Index of Modern Authors

Subject Index

Argues that Aristotle used the most traditional Greek ideas about the gods to develop and defend his physical, metaphysical, and ethical teachings.


This book argues that Aristotle used "the most traditional Greek ideas about the gods" to develop and defend his physical, metaphysical, and ethical teachings. This revolutionary thesis stands in stark contrast to studies of Aristotle's texts that normally portray him as a "natural theologian" using rational tools to elaborate his own conception of God or the gods. Bodeus argues that Aristotle is more closely aligned with popular Greek religion than is usually thought, and attention to the ethical and political writings reveals more about Aristotle's resources for conceiving the gods than study of his theoretical works.

For Bodeus, Aristotle was a refined polytheist who held that the gods were living immortals and that one could attribute to them wisdom, goodness, and benevolent concern for human beings. The author's approach is at odds with the dominant interpretation, which holds that Aristotle's unmoved mover presents his true view of God. This leads to the argument that the philosopher's apparent endorsements of popular religious ideas should be taken seriously and that his inquiries about the unmoved mover belong strictly to theoretical philosophy, which is unable to study the gods. From this novel perspective, many of Aristotle's texts appear in a new light.

Richard Bodeus is Professor of Philosophy at the University of Montreal, and author of The Political Dimensions of Aristotle's Ethics, also published by SUNY Press.

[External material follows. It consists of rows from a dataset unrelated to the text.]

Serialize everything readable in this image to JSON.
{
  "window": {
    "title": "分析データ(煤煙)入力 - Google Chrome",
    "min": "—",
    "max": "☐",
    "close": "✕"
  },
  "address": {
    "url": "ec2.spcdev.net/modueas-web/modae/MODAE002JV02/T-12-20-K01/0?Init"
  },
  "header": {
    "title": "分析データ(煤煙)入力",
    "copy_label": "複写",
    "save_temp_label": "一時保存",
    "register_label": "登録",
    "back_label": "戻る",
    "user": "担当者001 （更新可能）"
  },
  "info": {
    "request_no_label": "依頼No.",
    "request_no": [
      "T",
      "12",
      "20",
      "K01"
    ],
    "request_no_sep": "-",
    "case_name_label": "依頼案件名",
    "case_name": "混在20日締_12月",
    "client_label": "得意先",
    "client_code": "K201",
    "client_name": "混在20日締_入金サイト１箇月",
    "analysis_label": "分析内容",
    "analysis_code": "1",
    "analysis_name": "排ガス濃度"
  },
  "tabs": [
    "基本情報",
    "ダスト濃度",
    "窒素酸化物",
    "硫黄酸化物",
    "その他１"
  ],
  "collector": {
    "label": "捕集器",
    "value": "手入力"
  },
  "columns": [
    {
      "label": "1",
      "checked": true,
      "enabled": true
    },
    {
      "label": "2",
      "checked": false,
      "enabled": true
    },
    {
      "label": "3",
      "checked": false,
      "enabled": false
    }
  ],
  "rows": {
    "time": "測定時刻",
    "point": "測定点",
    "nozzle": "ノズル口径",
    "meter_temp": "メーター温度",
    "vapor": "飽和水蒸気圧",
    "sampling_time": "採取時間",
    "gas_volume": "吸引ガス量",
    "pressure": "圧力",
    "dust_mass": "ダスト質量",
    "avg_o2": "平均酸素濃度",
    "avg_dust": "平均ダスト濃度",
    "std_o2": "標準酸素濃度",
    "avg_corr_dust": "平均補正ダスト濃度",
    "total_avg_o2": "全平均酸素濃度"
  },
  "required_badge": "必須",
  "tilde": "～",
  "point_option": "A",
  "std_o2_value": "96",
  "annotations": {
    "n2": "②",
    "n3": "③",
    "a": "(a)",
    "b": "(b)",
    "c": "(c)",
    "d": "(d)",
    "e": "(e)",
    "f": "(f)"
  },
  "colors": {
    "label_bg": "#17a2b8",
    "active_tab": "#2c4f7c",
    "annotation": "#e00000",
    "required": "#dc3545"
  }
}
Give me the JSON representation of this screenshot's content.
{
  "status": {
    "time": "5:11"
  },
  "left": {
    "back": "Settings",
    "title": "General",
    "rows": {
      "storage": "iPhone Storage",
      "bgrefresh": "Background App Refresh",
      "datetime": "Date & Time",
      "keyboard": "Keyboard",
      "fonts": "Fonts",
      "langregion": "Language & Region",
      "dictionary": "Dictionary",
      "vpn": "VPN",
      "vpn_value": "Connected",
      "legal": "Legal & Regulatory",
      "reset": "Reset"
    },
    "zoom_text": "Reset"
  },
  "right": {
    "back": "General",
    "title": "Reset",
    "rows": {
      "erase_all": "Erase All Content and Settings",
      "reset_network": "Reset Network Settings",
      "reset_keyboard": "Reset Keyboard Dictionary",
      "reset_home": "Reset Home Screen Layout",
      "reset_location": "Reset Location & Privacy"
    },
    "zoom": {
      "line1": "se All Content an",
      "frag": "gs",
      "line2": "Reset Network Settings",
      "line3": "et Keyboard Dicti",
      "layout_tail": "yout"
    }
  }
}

"This book is rich and provocative--indeed iconoclastic by any measure. Bodéüs demonstrates, quite successfully in my view, that traditional theology greatly influenced Aristotle's own conception of theology. Moreover, he argues that theology is not a science for Aristotle, for what we generally associate with Aristotelian theology--the unmoved mover--is not actually a part of theology. " -- Gerard Naddaf, coauthor of Plato the Myth Maker